F.X. Martin, noted Wood Quay activist, dies
The noted historian, Prof F.X. Martin, has died. An Augustinian friar, he was professor of medieval history at UCD and came to public prominence by leading the campaign against Dublin Corporation's development of its Civic Offices at the Viking site in Wood Quay.
Aged 77, Prof Martin died yesterday morning at the Augustinian house at Ballyboden, Co Dublin. The UN High Commissioner for Human Rights, Mrs Mary Robinson, who represented him in numerous court appearances, paid tribute to his "spirited engagement; strength of personality and leadership, drawing on his expertise as a medieval historian", which led to Wood Quay becoming "a watershed in the official attitude towards preserving the past".
"The passion with which F.X. strove to save Wood Quay, whether as a litigant, as leader of huge public demonstrations, or as occupier of the site itself, was a passion for a Dublin which understood and treasured its past. He combined this passion with a great sense of fun and love of life."
The director of the National Museum, Dr Pat Wallace, said as excavator of the site, he was the main beneficiary of Prof Martin's efforts to save Wood Quay. "He made the time. It was the most important urban excavation in Europe. We should all be grateful for that."
His campaign was backed at every turn by the Friends of Medieval Dublin. But it was he who was later pursued by the corporation for some £80,000 in costs. Prof Martin took great pride in describing himself as a "mendicant friar" in the face of the corporation actions against him. This "debt" was later forgiven, almost coinciding - ironically - with the local authority presenting him with a conservation award.
Wood Quay was frequently in the news between 1976 and 1981, and the public became increasingly aware of its enormous archaeological significance. He led an occupation of the site in June 1979. The High Court declared the part of Wood Quay within the old city wall a national monument, but the decision was overturned in the Supreme Court. Prof Martin trenchantly articulated this view.

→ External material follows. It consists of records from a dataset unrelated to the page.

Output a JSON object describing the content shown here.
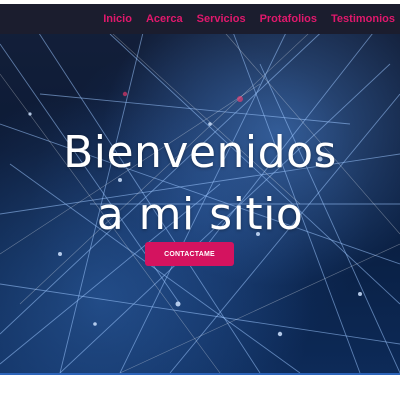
{
  "nav": {
    "items": [
      {
        "label": "Inicio"
      },
      {
        "label": "Acerca"
      },
      {
        "label": "Servicios"
      },
      {
        "label": "Protafolios"
      },
      {
        "label": "Testimonios"
      }
    ]
  },
  "hero": {
    "title_line_1": "Bienvenidos",
    "title_line_2": "a mi sitio",
    "cta_label": "CONTACTAME",
    "background": "network-connections-image"
  },
  "colors": {
    "accent": "#e0186c",
    "button": "#d4135f",
    "navbar_bg": "#1b1d2e",
    "hero_text": "#ffffff"
  }
}
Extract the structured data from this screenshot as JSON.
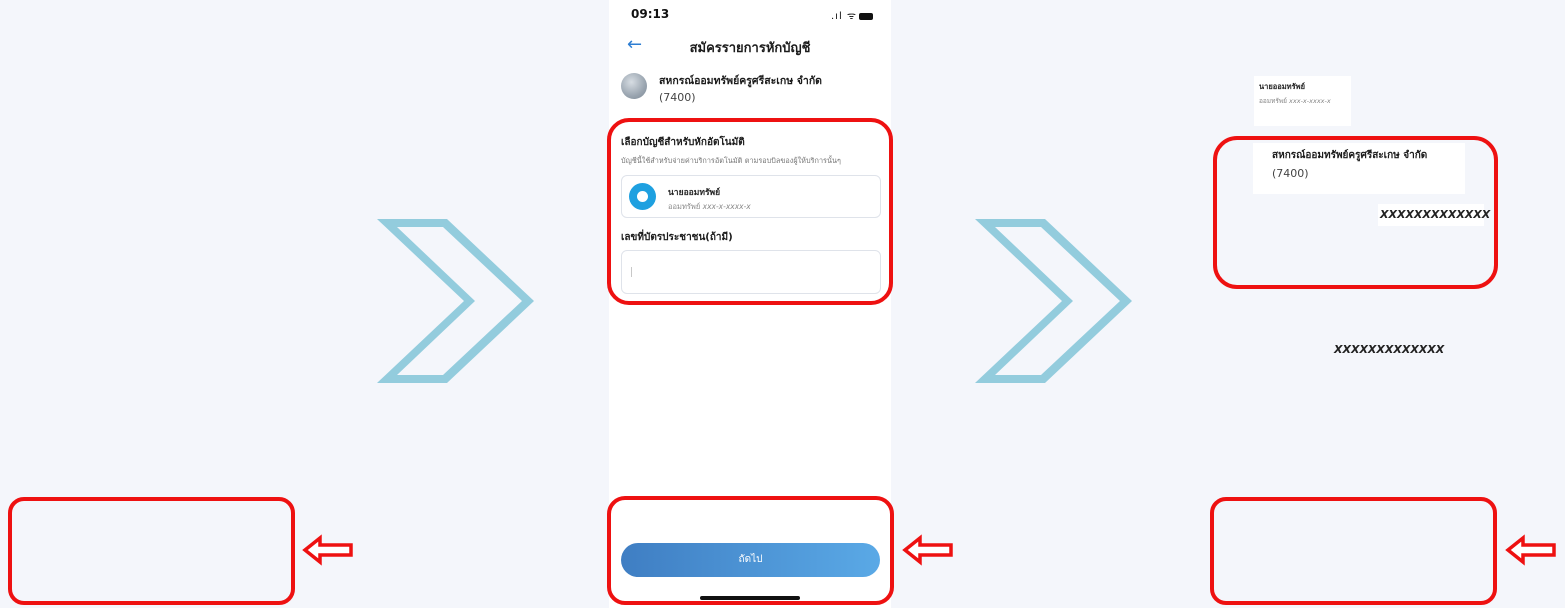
{
  "status_bar": {
    "time": "09:13",
    "icons": ".ıl ᯤ"
  },
  "header": {
    "title": "สมัครรายการหักบัญชี"
  },
  "cooperative": {
    "name": "สหกรณ์ออมทรัพย์ครูศรีสะเกษ จำกัด",
    "code": "(7400)"
  },
  "account_section": {
    "heading": "เลือกบัญชีสำหรับหักอัตโนมัติ",
    "description": "บัญชีนี้ใช้สำหรับจ่ายค่าบริการอัตโนมัติ ตามรอบบิลของผู้ให้บริการนั้นๆ",
    "account": {
      "name": "นายออมทรัพย์",
      "type_label": "ออมทรัพย์",
      "number": "xxx-x-xxxx-x"
    }
  },
  "id_section": {
    "heading": "เลขที่บัตรประชาชน(ถ้ามี)",
    "value": ""
  },
  "buttons": {
    "next": "ถัดไป"
  },
  "result_panel": {
    "account_name": "นายออมทรัพย์",
    "account_type": "ออมทรัพย์",
    "account_number": "xxx-x-xxxx-x",
    "coop_name": "สหกรณ์ออมทรัพย์ครูศรีสะเกษ จำกัด",
    "coop_code": "(7400)",
    "masked_id_1": "XXXXXXXXXXXXX",
    "masked_id_2": "XXXXXXXXXXXXX"
  },
  "colors": {
    "highlight": "#ee1111",
    "chevron": "#93ccdd",
    "button_gradient_start": "#3f7ec3",
    "button_gradient_end": "#5aa9e6",
    "accent": "#2d7dd2"
  },
  "icons": {
    "chevron": "chevron-right-icon",
    "arrow": "left-arrow-icon",
    "back": "back-arrow-icon",
    "signal": "signal-icon",
    "wifi": "wifi-icon",
    "battery": "battery-icon"
  }
}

Asked what he felt about the new Civic Offices, he replied: "Every city, including Dublin, should have a permanent monument to ugliness as a grim reminder of what has to be avoided in the future."
The bulldozers moved in in March 1981, but it was not until 1985 that the European Commission of Human Rights finally ruled Prof Martin's case was inadmissible.
Through Wood Quay, a mood of militant pacifism fired a new generation of campaigners - they succeeded those who fought to preserve Georgian Dublin - believing construction in the city was again becoming synonymous with destruction of its most precious heritage. Being in the frontline of such a campaign did not pose difficulties for him within the order, according to Irish Augustinian provincial, Father Des Foley OSA.
While Prof Martin specialised in medieval history, his work also touched on modern history, notably the period around 1916. This was reflected in his involvement in The Course of Irish History, a book which he edited with Prof T.W. Moody. He published many books.
He was "always full of activity; very Augustinian, and did a lot of work on the history of his order", Father Foley said.
Francis Xavier Martin was born in Ballylongford, Co Kerry. He attended the local national school before attending Holy Faith School, Clontarf; Ring College, Belvedere College, UCD, the Gregorian University, Rome, and Peterhouse College, Cambridge (the first Roman Catholic priest to be admitted there since the Reformation). He joined the Augustinian Order in 1941 and UCD staff in 1959. He was appointed professor in 1962.
His remains are to be removed to the Augustinian church, John's Lane, Thomas Street, Dublin, at 5 p.m. tomorrow. The funeral Mass takes place at 11 a.m. on Wednesday, followed by burial at the Augustinian plot in Glasnevin Cemetery, Dublin.